Source: Zach Fore, Pioneer Area Agronomist.
As we approach the end of the season, aphids become more migratory, and can be a significant infestation one day and gone the next. However, a critical factor late in the season is soybean stage. At R5, soybean has reached roughly 70 percent of its dry matter content, and at R6 roughly 95 percent. This means that a soybean plant that has reached R6 has only about five percent of its yield potential remaining to protect. Yield loss can still occur during late R5 and into R6, but the aphid densities that result in significant yield losses are substantially higher than the current threshold of 250 per plant (80% of plants). The exact economic threshold value for late season aphid infestation has not yet been defined. Generally, treatment at the R6 stage or later will not result in economic returns, regardless of aphid populations. Here are definitions of the R5 and R6 stages:

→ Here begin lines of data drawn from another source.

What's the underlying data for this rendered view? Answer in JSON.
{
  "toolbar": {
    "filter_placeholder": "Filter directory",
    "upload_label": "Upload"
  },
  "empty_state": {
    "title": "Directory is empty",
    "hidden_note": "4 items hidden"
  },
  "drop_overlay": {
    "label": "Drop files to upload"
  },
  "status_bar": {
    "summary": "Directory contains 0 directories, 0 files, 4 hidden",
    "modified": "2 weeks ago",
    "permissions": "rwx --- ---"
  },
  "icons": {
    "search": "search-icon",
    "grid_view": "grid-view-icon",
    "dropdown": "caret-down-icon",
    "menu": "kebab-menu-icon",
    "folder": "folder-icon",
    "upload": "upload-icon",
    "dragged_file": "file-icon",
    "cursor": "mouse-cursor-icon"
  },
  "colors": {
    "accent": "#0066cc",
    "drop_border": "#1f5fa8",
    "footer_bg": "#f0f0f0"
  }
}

- R5 - Beginning seed
Seed 1/8 inch long in a pod at one of the four uppermost nodes on the main stem with a fully developed leaf.

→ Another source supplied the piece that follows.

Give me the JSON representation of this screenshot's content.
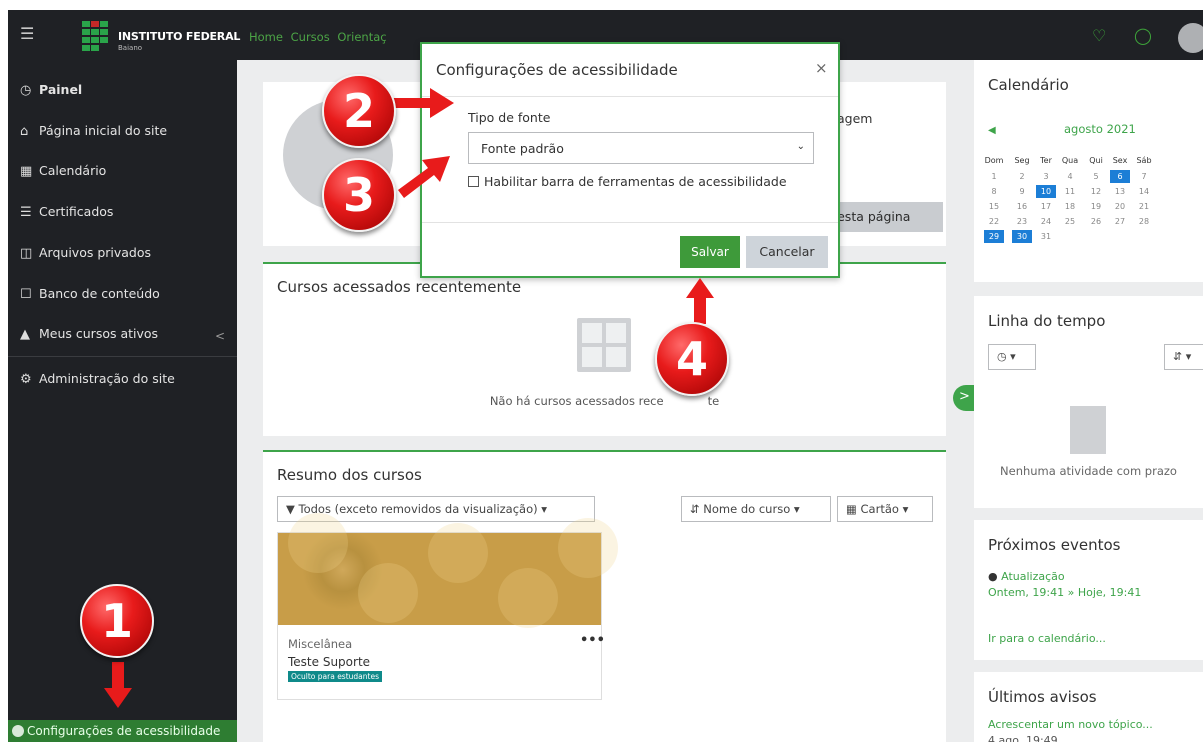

- R6 - Full seed
Pod containing a green seed that fills pod cavity at one of the four uppermost nodes on main stem with fully developed leaf.
Should Economic Thresholds For Soybean Aphid Be Changed Based On Higher Soybean Prices?
An excellent detailed article on this question was written by Jon Tollefson, Matt O'Neal, and Marlin Rice, Iowa State University, Dept. of Entomology. A brief summary of the article is here. Or access the full article.
The economic injury level (EIL) for soybean aphid has been determined to be an average of 654 plus or minus 95 aphids per plant. This calculation indicates that when there are 654 aphids per plant, the yield loss they cause will equal the insecticide and management costs to control them. This calculation was based on a $8.65 to $21 range of control costs, with 30 to 60 bushels per acre yield and market values of $5.50 to $6.50 per bushel. The economic threshold (ET) is a decision point. It is the number of pest insects that need to be present for a control to be applied and keep the increasing pest population from reaching the EIL. The current ET is 250 aphids per plant on 80+ percent of plants.
Now that the market value for soybeans has risen, a lowered EIL can be calculated. David Ragsdale (U of MN), the lead author on the paper describing the existing EIL for soybean aphids, calculated a new EIL for soybeans selling at $15 per bushel, with $8 per acre control cost, and an anticipated yield of 50 bushels per acre. With these values the EIL is lowered to 452 aphids per plant.
Although a lower EIL has been calculated, a lower ET is NOT recommended. Here is why:
The current 250 aphid per plant economic threshold (ET) is below the level where yield loss can be observed. In the field research from which the original EIL and ET were calculated, there were no yield losses observed for populations that peaked at 250 aphids per plant.
Lower ET's do not provide greater yield protection. In follow up studies conducted in Iowa, there has not been significant yield protection when insecticides were applied at populations at or below 250 aphids per plant.
In 2007 and 2005, soybeans that received an insecticide applied at the 250 ET had higher yields than plots that did not receive an insecticide. Plots that received an insecticide at much lower thresholds, greater than 10 per plant, required multiple applications but where indistinguishable from those that received an insecticide at the 250 ET. In 2006, when aphid populations peaked at less than 250 per plant, ISU entomologists did not see a yield difference between treated and untreated plots. Review details of the report.